(WHAT IS NEEDED) Nothing but a number should be given: how many lines of the records include "till"?
□ □ □
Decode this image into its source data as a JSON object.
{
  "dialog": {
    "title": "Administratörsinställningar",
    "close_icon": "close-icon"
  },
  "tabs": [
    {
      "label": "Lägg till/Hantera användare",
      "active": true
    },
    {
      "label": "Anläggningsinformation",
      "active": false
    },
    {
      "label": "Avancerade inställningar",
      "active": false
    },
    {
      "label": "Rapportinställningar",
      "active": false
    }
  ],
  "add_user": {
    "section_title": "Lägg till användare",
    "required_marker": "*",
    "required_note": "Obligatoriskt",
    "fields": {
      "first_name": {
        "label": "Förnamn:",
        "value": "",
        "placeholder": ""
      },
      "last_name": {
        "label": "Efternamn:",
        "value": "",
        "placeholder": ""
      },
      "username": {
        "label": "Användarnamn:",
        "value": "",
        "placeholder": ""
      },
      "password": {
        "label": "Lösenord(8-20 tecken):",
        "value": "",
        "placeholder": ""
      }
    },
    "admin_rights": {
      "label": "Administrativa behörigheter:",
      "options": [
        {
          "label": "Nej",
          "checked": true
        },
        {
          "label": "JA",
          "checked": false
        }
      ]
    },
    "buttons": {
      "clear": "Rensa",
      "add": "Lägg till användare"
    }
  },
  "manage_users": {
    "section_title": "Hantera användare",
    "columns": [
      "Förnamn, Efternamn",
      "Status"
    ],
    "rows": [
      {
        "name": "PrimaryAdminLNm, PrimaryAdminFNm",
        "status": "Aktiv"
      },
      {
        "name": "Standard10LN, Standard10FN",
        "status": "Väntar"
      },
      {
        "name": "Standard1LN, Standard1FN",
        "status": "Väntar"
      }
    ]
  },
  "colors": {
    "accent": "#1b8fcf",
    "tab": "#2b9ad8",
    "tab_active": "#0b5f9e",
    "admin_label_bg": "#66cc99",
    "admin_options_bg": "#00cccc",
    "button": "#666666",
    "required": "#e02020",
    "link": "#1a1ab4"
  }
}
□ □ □
(SOLUTION BELOW) 3